For Walker, as McGowan described it, the idea of having deeply flavorful organic food wasn’t the author’s fundamental concern. Instead she wanted to know the treatment of the workers who made and produced her food. Did the farms treat their workers fairly? Were they given humane hours wherein they could take proper breaks and time off? Are the female workers safe? Walker, a former Berkeley resident, is as well known for her civil rights activism as for her authorship of books like The Color Purple and The Temple of My Familiar. In recent years, she’s also been the source of significant controversy as her criticisms of Israel have verged into anti-Semitism, and she was recently disinvited from the Bay Area Book Festival for praising and defending a book written by a well known conspiracy theorist.
“Alice made a remarkable difference on how I shop,” McGowan says. “I use a lot of goods from local farmers, from produce to eggs and more. I want to know if animals and people are treated humanely, how people utilize their soil — this knowledge I learned was from working with her over the years.”
“She was an incredible teacher,” she adds.
Come early summer, the native New Yorker will bring her Caribbean-inspired fare to Emeryville’s Public Market. Among the highlights on Calypso Rose Kitchen’s inaugural menu include a black bean soup crowned with fried green plantains; butter-topped grilled spiced salmon; and crispy pineapple-garlic chicken wings.
McGowan also promises a Guyanese-inspired oxtail stew and a couple of curries. “There’s a big difference between Indian curries and Caribbean curries,” McGowan said. “The difference is there’s a lot more turmeric in Caribbean curries than your traditional Indian curry,” as well as coriander, allspice, garlic and healthy amounts of cayenne pepper.
While diners can enjoy Calypso Rose Kitchen while seated inside the food hall, the menu is also available to go.“It was particularly important for me to make these dishes where they could be picked up and delivered without taste or integrity being compromised,” McGowan said.

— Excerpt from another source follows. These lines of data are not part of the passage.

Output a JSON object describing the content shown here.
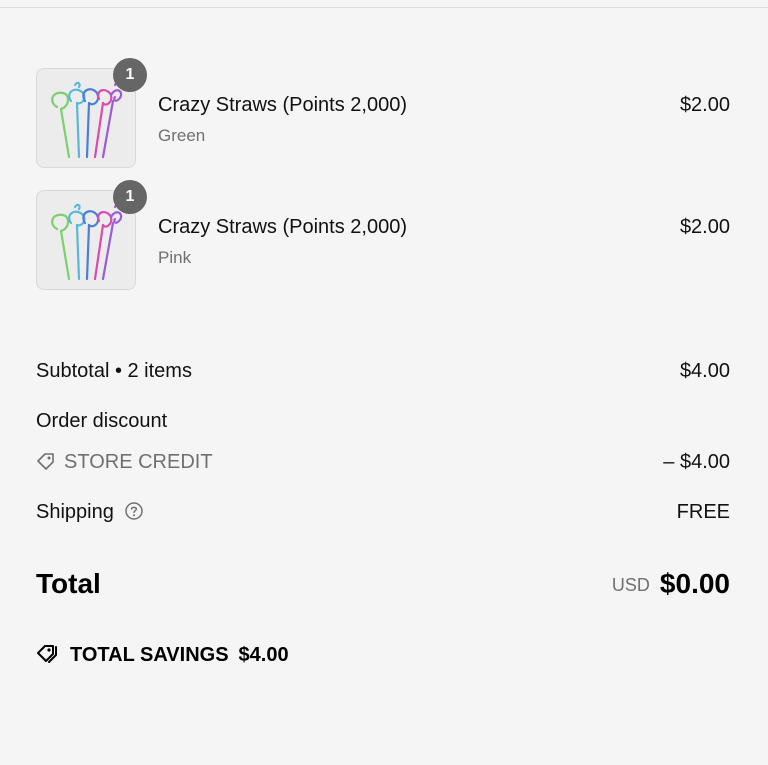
{
  "items": [
    {
      "title": "Crazy Straws (Points 2,000)",
      "variant": "Green",
      "price": "$2.00",
      "quantity": "1",
      "icon": "crazy-straws-image"
    },
    {
      "title": "Crazy Straws (Points 2,000)",
      "variant": "Pink",
      "price": "$2.00",
      "quantity": "1",
      "icon": "crazy-straws-image"
    }
  ],
  "summary": {
    "subtotal_label": "Subtotal • 2 items",
    "subtotal_value": "$4.00",
    "discount_label": "Order discount",
    "discount_code": "STORE CREDIT",
    "discount_value": "– $4.00",
    "shipping_label": "Shipping",
    "shipping_value": "FREE"
  },
  "total": {
    "label": "Total",
    "currency": "USD",
    "amount": "$0.00"
  },
  "savings": {
    "label": "TOTAL SAVINGS",
    "amount": "$4.00"
  },
  "colors": {
    "background": "#f5f5f5",
    "badge": "#666666",
    "muted_text": "#707070"
  }
}
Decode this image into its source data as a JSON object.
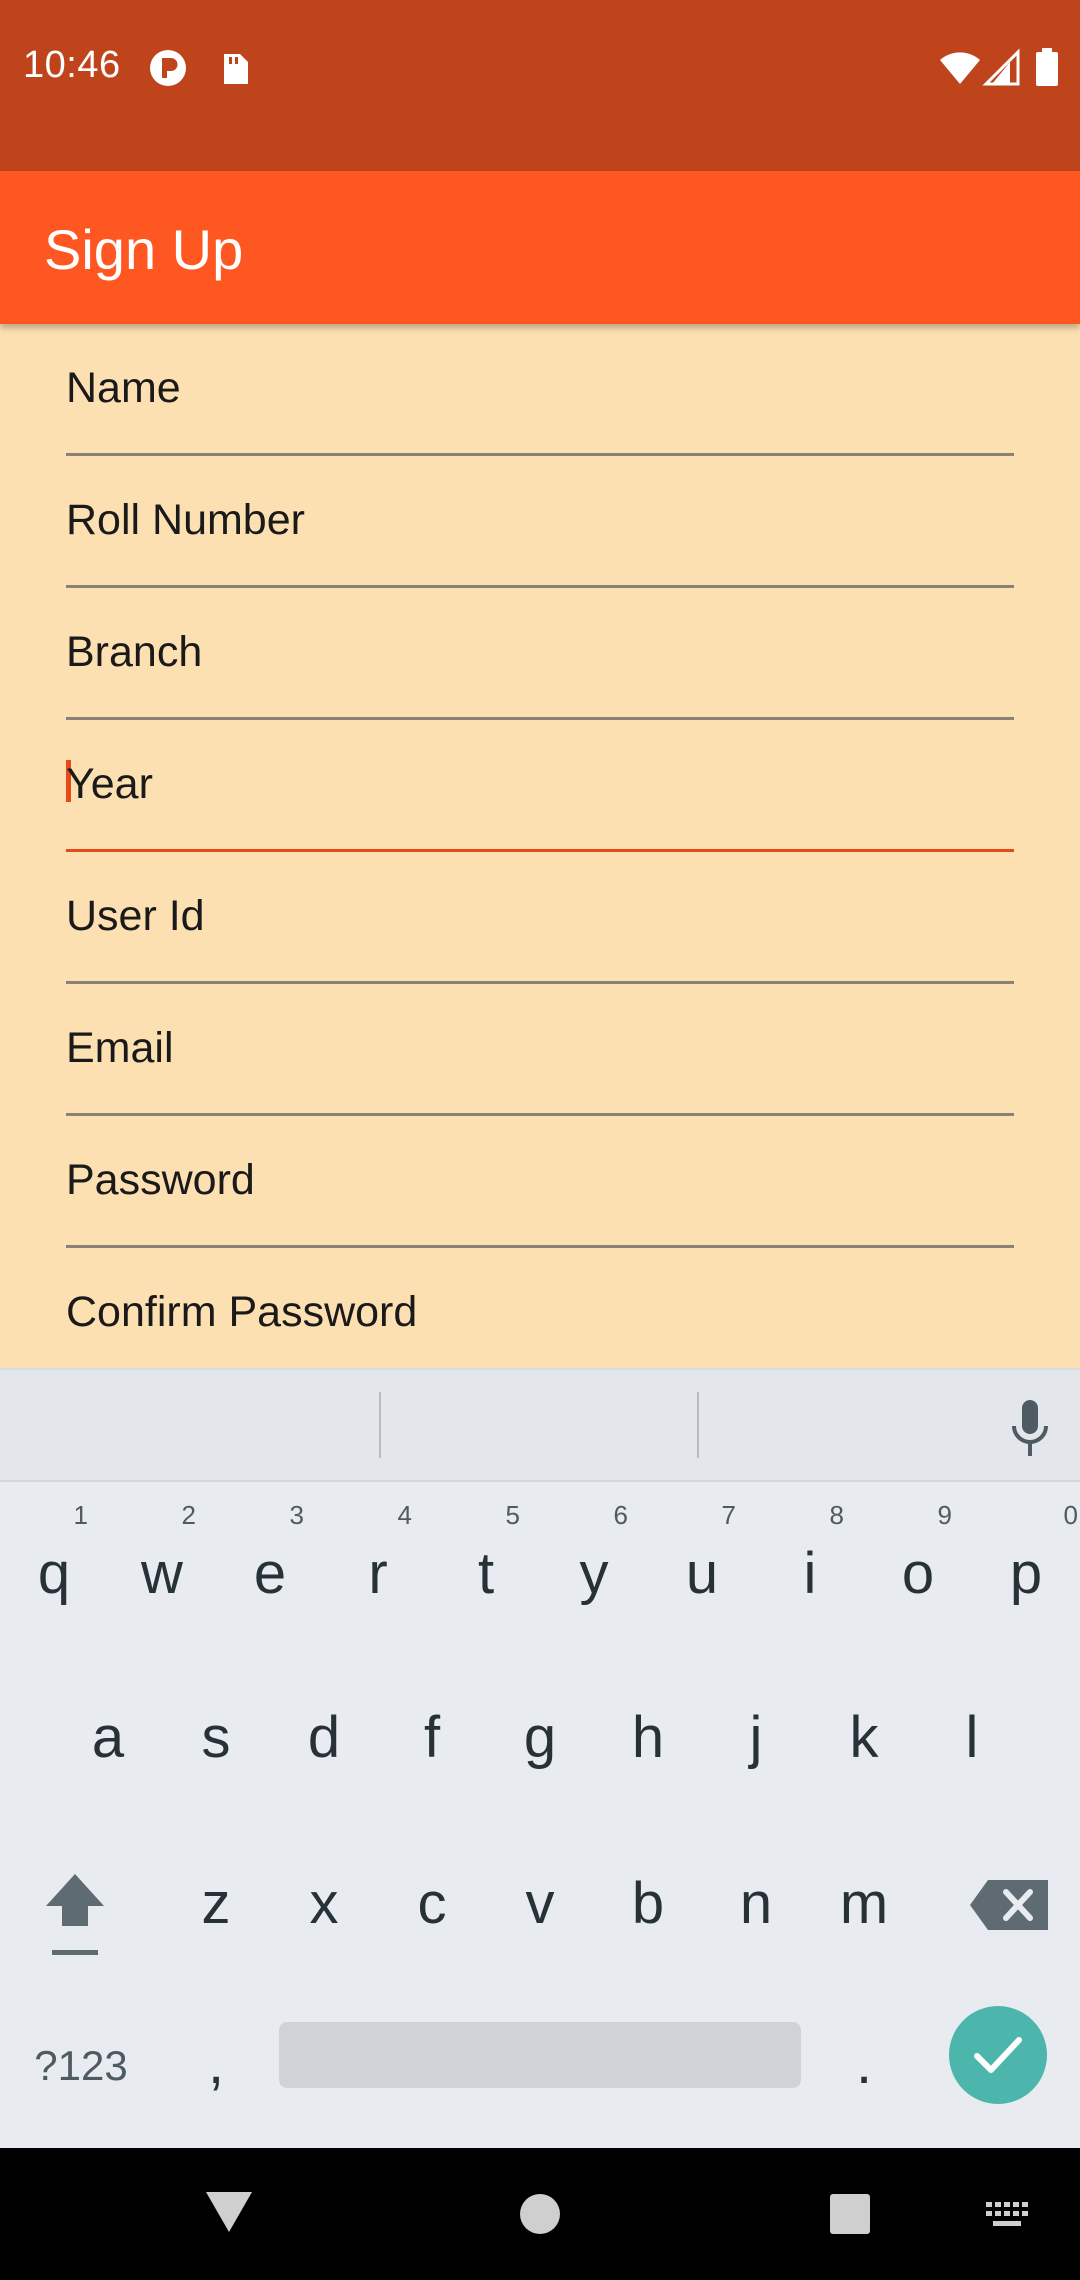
{
  "status_bar": {
    "time": "10:46"
  },
  "app_bar": {
    "title": "Sign Up"
  },
  "form": {
    "fields": [
      {
        "label": "Name"
      },
      {
        "label": "Roll Number"
      },
      {
        "label": "Branch"
      },
      {
        "label": "Year"
      },
      {
        "label": "User Id"
      },
      {
        "label": "Email"
      },
      {
        "label": "Password"
      },
      {
        "label": "Confirm Password"
      }
    ]
  },
  "keyboard": {
    "row1": [
      "q",
      "w",
      "e",
      "r",
      "t",
      "y",
      "u",
      "i",
      "o",
      "p"
    ],
    "row1_numbers": [
      "1",
      "2",
      "3",
      "4",
      "5",
      "6",
      "7",
      "8",
      "9",
      "0"
    ],
    "row2": [
      "a",
      "s",
      "d",
      "f",
      "g",
      "h",
      "j",
      "k",
      "l"
    ],
    "row3": [
      "z",
      "x",
      "c",
      "v",
      "b",
      "n",
      "m"
    ],
    "symbols_label": "?123",
    "comma": ",",
    "period": "."
  },
  "colors": {
    "status_bar": "#BF431B",
    "app_bar": "#FF5722",
    "form_background": "#FDE0B2",
    "focus_accent": "#E64A19",
    "enter_key": "#4DB6AC"
  }
}
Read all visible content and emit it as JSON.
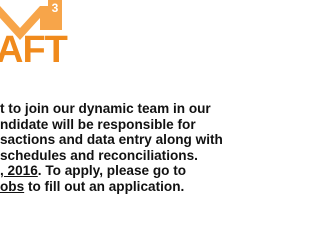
{
  "logo": {
    "text": "AFT",
    "badge_number": "3",
    "text_color": "#f08a1c",
    "accent_color": "#f7a54a",
    "icon": "logo-chevron"
  },
  "paragraph1": {
    "lines": [
      "t to join our dynamic team in our",
      "ndidate will be responsible for",
      "sactions and data entry along with",
      "schedules and reconciliations."
    ]
  },
  "paragraph2": {
    "line1_link": ", 2016",
    "line1_text": ". To apply, please go to",
    "line2_link": "obs",
    "line2_text": " to fill out an application."
  }
}
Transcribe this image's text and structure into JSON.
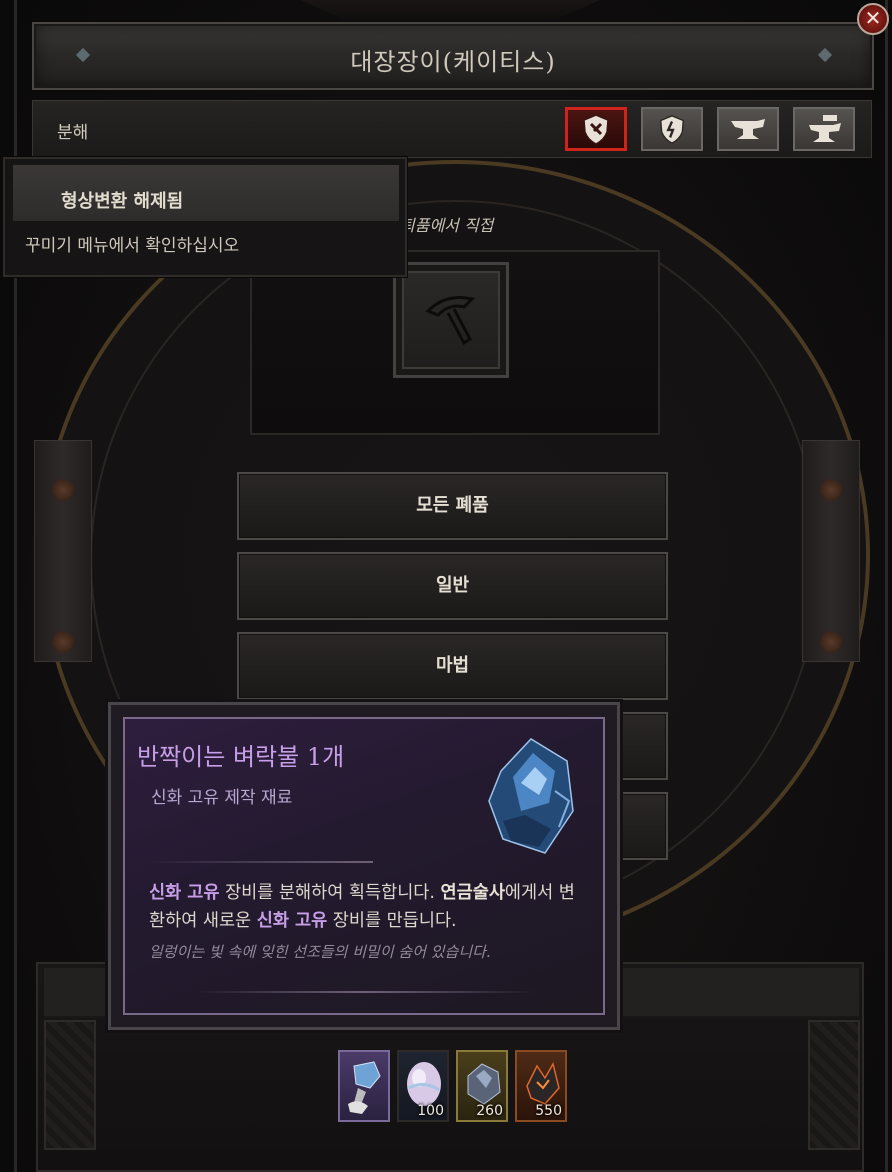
{
  "window": {
    "title": "대장장이(케이티스)",
    "close_label": "✕"
  },
  "tab_bar": {
    "label": "분해",
    "tabs": [
      {
        "name": "salvage",
        "active": true
      },
      {
        "name": "upgrade",
        "active": false
      },
      {
        "name": "anvil",
        "active": false
      },
      {
        "name": "imprint",
        "active": false
      }
    ]
  },
  "info_text": "퇴품에서 직접",
  "unlock_tooltip": {
    "title": "형상변환 해제됨",
    "body": "꾸미기 메뉴에서 확인하십시오"
  },
  "salvage_buttons": [
    {
      "label": "모든 폐품"
    },
    {
      "label": "일반"
    },
    {
      "label": "마법"
    }
  ],
  "item_tooltip": {
    "name": "반짝이는 벼락불 1개",
    "subtitle": "신화 고유 제작 재료",
    "desc_part1_hl": "신화 고유",
    "desc_part2": " 장비를 분해하여 획득합니다. ",
    "desc_part3_bold": "연금술사",
    "desc_part4": "에게서 변환하여 새로운 ",
    "desc_part5_hl": "신화 고유",
    "desc_part6": " 장비를 만듭니다.",
    "flavor": "일렁이는 빛 속에 잊힌 선조들의 비밀이 숨어 있습니다.",
    "name_color": "#c79ee8"
  },
  "materials": [
    {
      "name": "shimmering-hammer-icon",
      "count": ""
    },
    {
      "name": "pearl-egg-icon",
      "count": "100"
    },
    {
      "name": "crystal-ore-icon",
      "count": "260"
    },
    {
      "name": "fire-crystal-icon",
      "count": "550"
    }
  ],
  "colors": {
    "accent_red": "#d0231b",
    "mythic_purple": "#c79ee8"
  }
}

And then there’s the restaurant’s name. Christened after Trinidadian singer McCartha Monica Sandy-Lewis’ longstanding nickname, it reflects not only McGowan’s love of her groove but also honors the 81-year-old singer’s lyrics addressing racism and sexism.
“I’ve actually always been very fond of Calypso music,” McGowan said., “In addition to her music and beats, I love her politics and forward thinking that raises consciousness, which is also very important to me.”